"[My husband and I] thought about how we wanted it to be when we retired. How we wanted it to be 10-15 years from now. Do we still want to live in an apartment in New York? We decided we want a warm place to live, a place with a beach [and] a business where we can work from anywhere. So we bought land and built a house in Florida, and nobody knew. We did that a couple of years before I retired. That was done already so we wouldn't have to worry about it. When two people have a business and one is just starting out, you can't get a mortgage. I don't care how good your credit is! We needed to do all of those things before hand. It was thinking it out long-term, thinking big, but thinking long-term.

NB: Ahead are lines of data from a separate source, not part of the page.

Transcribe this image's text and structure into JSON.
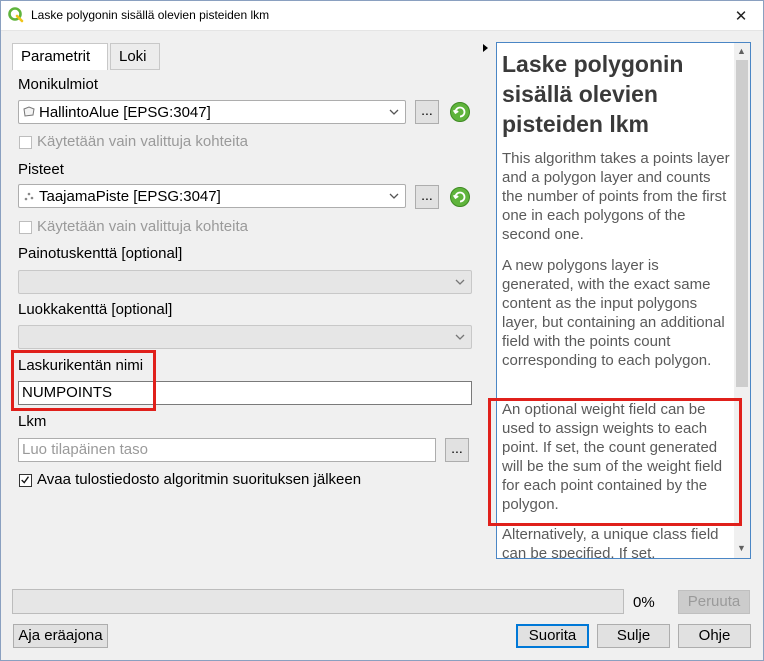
{
  "window": {
    "title": "Laske polygonin sisällä olevien pisteiden lkm",
    "close_glyph": "✕"
  },
  "tabs": [
    {
      "label": "Parametrit",
      "active": true
    },
    {
      "label": "Loki",
      "active": false
    }
  ],
  "form": {
    "polygons": {
      "label": "Monikulmiot",
      "value": "HallintoAlue [EPSG:3047]",
      "selected_only_label": "Käytetään vain valittuja kohteita",
      "browse_label": "..."
    },
    "points": {
      "label": "Pisteet",
      "value": "TaajamaPiste [EPSG:3047]",
      "selected_only_label": "Käytetään vain valittuja kohteita",
      "browse_label": "..."
    },
    "weight_field": {
      "label": "Painotuskenttä [optional]",
      "value": ""
    },
    "class_field": {
      "label": "Luokkakenttä [optional]",
      "value": ""
    },
    "count_field": {
      "label": "Laskurikentän nimi",
      "value": "NUMPOINTS"
    },
    "output": {
      "label": "Lkm",
      "placeholder": "Luo tilapäinen taso",
      "browse_label": "..."
    },
    "open_output": {
      "label": "Avaa tulostiedosto algoritmin suorituksen jälkeen",
      "checked": true
    }
  },
  "help": {
    "title": "Laske polygonin sisällä olevien pisteiden lkm",
    "paragraphs": [
      "This algorithm takes a points layer and a polygon layer and counts the number of points from the first one in each polygons of the second one.",
      "A new polygons layer is generated, with the exact same content as the input polygons layer, but containing an additional field with the points count corresponding to each polygon.",
      "An optional weight field can be used to assign weights to each point. If set, the count generated will be the sum of the weight field for each point contained by the polygon.",
      "Alternatively, a unique class field can be specified. If set,"
    ]
  },
  "footer": {
    "progress_text": "0%",
    "progress_value": 0,
    "cancel_label": "Peruuta",
    "batch_label": "Aja eräajona",
    "run_label": "Suorita",
    "close_label": "Sulje",
    "help_label": "Ohje"
  },
  "colors": {
    "highlight": "#e0201b",
    "accent": "#0078d7",
    "qgis_green": "#5fb43c"
  }
}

Seeing where the gaps were and filling those gaps before I left."
"I talked to a lot of people who have been in business with themselves or have transitioned into doing something different, including coaches and teachers, to see what some of their problems were. I'm big on, you don't have to reinvent the wheel. Tell me what the problem is, let me avoid it, and I'll move on and find my own problems."

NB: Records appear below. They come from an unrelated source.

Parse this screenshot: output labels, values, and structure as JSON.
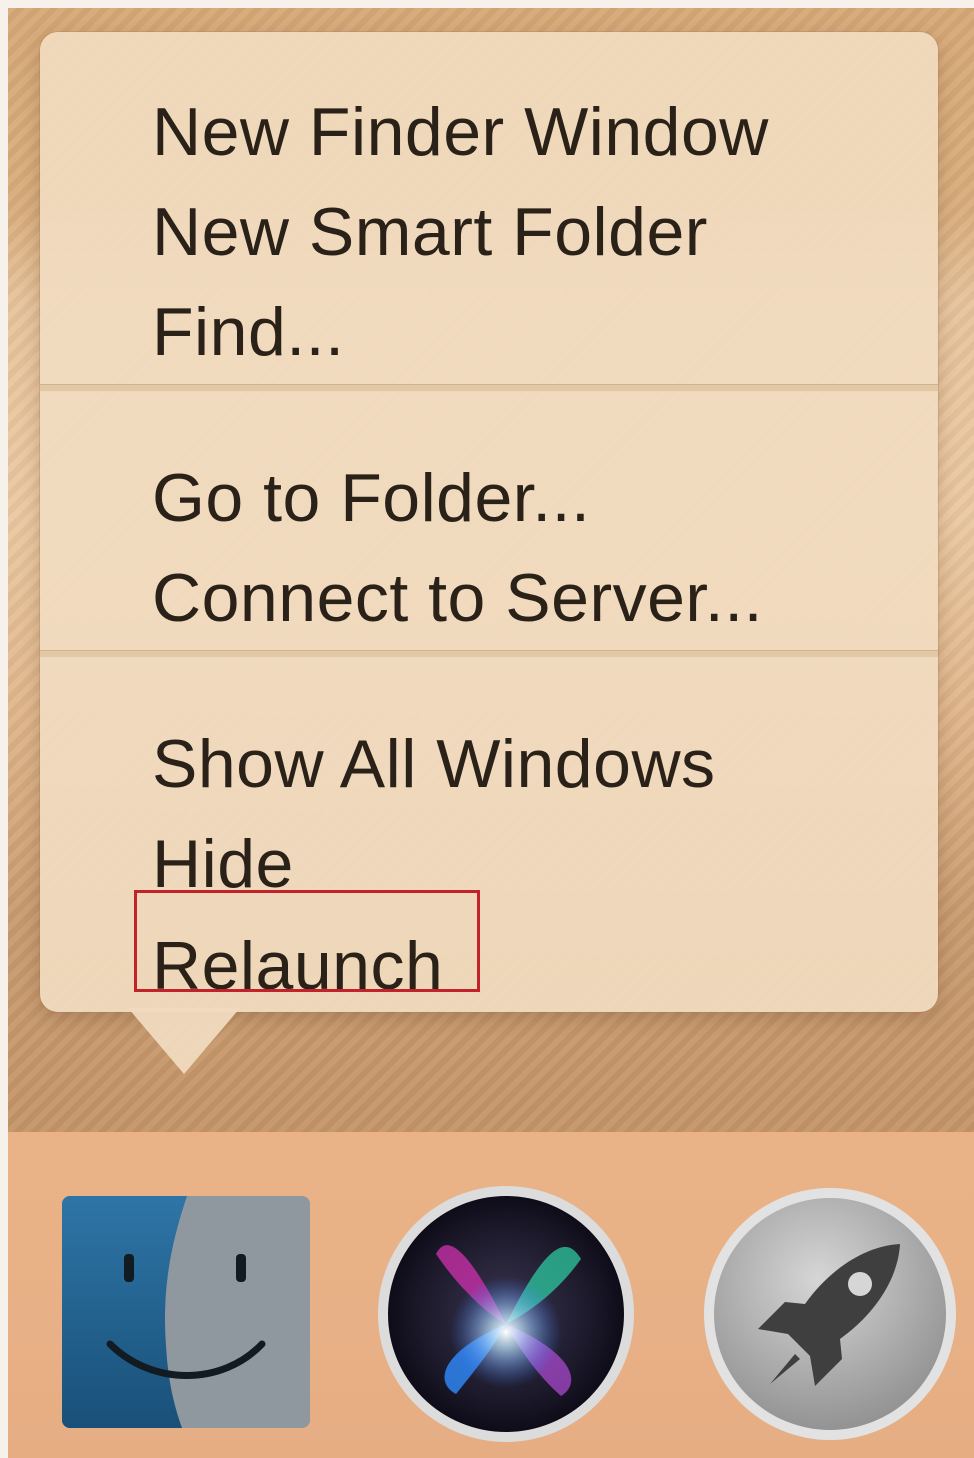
{
  "context_menu": {
    "items": [
      {
        "label": "New Finder Window"
      },
      {
        "label": "New Smart Folder"
      },
      {
        "label": "Find..."
      },
      {
        "label": "Go to Folder..."
      },
      {
        "label": "Connect to Server..."
      },
      {
        "label": "Show All Windows"
      },
      {
        "label": "Hide"
      },
      {
        "label": "Relaunch"
      }
    ],
    "highlighted_item": "Relaunch",
    "highlight_color": "#c2222a"
  },
  "dock": {
    "apps": [
      {
        "name": "Finder",
        "icon": "finder-icon"
      },
      {
        "name": "Siri",
        "icon": "siri-icon"
      },
      {
        "name": "Launchpad",
        "icon": "launchpad-icon"
      }
    ]
  },
  "colors": {
    "menu_bg": "#f1dcc0",
    "menu_text": "#2a2118",
    "dock_bg": "#eab387"
  }
}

"I went through a budget of how much will I need, not how much do I want, but how much do I really need. I put a budget together and what I was able to do, unlike some people, is for the last year before I left the company I started putting my whole paycheck away like I didn't have it, just to see. If I really got real freaked out I could go get it or not quit or something, but I started putting it away. That meant no shopping. I started shopping in my own closet."
"I always had my own plan and my husband always had his own plan and we were both healthy. I went on his plan so I wouldn't have to worry about health care, but I also did something, because I knew it was going to change his cost. I started to find out what my benefits really cost. When you have benefits, you just know how much they take out of your paycheck, but you don't really know how much the mammogram is going to cost. Maybe [it's best to] pay for those yourself and just buy a major medical plan if you get hit by a bus, instead of trying to buy a complete plan that may cost three times as much. You might find all those times you go to the doctor they really average out to 800 bucks ... you buy a major medical plan that costs maybe $2,000, and now you're going to spend $2,800 a year vs. a whole package that costs $5,000 a year. It's being strategic and paying attention to the very specific things you need."

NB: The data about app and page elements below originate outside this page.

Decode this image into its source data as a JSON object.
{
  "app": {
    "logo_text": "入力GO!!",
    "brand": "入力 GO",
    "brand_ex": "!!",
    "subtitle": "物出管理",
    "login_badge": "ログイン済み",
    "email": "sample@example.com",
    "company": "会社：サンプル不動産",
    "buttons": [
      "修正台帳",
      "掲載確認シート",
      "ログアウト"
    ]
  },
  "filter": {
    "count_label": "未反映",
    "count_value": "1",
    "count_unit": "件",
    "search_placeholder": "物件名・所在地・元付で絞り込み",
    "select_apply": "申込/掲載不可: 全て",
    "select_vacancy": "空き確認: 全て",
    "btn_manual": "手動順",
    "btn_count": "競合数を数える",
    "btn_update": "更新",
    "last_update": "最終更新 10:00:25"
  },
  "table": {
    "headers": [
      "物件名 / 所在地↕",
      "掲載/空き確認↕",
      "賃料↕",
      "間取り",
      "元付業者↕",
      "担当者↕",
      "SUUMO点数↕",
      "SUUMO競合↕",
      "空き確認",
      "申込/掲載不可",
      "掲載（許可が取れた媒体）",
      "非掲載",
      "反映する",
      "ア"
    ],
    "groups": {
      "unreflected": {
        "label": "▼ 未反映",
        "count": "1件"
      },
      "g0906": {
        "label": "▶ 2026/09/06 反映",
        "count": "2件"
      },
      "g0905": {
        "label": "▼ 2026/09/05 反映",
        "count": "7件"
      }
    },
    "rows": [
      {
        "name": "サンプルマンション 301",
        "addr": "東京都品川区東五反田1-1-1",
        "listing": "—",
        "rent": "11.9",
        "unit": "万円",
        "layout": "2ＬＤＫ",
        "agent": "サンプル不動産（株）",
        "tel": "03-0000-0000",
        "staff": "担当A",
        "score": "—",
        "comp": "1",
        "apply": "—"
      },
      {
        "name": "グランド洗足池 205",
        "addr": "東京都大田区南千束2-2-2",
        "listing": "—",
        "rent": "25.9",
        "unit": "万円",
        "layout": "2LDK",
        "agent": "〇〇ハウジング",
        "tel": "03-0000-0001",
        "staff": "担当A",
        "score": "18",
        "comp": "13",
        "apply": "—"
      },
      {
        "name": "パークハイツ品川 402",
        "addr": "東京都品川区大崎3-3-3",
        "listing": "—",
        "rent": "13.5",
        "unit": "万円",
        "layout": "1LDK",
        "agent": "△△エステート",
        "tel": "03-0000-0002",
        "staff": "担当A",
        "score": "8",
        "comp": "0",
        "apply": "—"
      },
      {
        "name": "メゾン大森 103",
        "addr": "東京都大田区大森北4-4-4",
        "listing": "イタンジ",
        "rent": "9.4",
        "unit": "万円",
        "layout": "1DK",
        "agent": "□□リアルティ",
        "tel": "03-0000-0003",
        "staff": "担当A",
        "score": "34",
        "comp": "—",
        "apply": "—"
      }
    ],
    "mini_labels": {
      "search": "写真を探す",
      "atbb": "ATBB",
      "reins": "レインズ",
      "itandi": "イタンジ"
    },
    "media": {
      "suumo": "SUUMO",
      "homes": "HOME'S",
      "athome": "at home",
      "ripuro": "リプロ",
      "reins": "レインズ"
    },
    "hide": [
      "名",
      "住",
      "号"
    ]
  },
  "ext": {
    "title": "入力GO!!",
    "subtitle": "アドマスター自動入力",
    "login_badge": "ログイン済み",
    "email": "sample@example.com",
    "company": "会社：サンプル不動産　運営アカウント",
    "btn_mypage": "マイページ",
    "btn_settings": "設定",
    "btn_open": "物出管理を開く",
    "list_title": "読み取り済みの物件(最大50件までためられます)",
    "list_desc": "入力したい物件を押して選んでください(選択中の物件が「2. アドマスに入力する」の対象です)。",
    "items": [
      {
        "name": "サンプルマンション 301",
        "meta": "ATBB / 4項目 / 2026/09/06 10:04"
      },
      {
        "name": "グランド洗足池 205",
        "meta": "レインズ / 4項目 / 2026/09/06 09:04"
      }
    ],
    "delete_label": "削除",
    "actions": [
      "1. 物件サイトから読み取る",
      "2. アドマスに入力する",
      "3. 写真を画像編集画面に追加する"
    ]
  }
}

"I wasn't real technology savvy and I always had an assistant. The good thing was I always had an assistant, the bad thing was there was a whole lot of things I didn't know how to do that I was going to need. You have to get ready because [certain things] become very frustrating when you don't know how to do that and your business is going to count on them. You can't afford to hire an assistant right away. So you need to pay attention to what you know and what you don't know, and who can help you."
"When you don't have a comma after your name people aren't going to treat you the same. I was now Marsha Haygood of StepWise Associates and they were saying 'Who's that? She can't get me a job. She's not working there anymore.' You have to be ready for that and not let the emotion take over. There are people who I thought were my friends and had my back or who I thought were part of my circle, and I've never spoken to them again because they won't call back because they think I can't do anything for them. There are other people who I didn't pay any attention to that called me up and said 'Hey, I know someone that might be a good client for you,' so you just don't know. You have to be ready for it and you can't take it personally. Goodbye to some people is a good thing, you just don't know it yet."
From how to distinguish yourself from the masses, to the best way to ask for a raise, check back as Haygood offers up her sage career advice. Got a question? Tell us in the comments section below.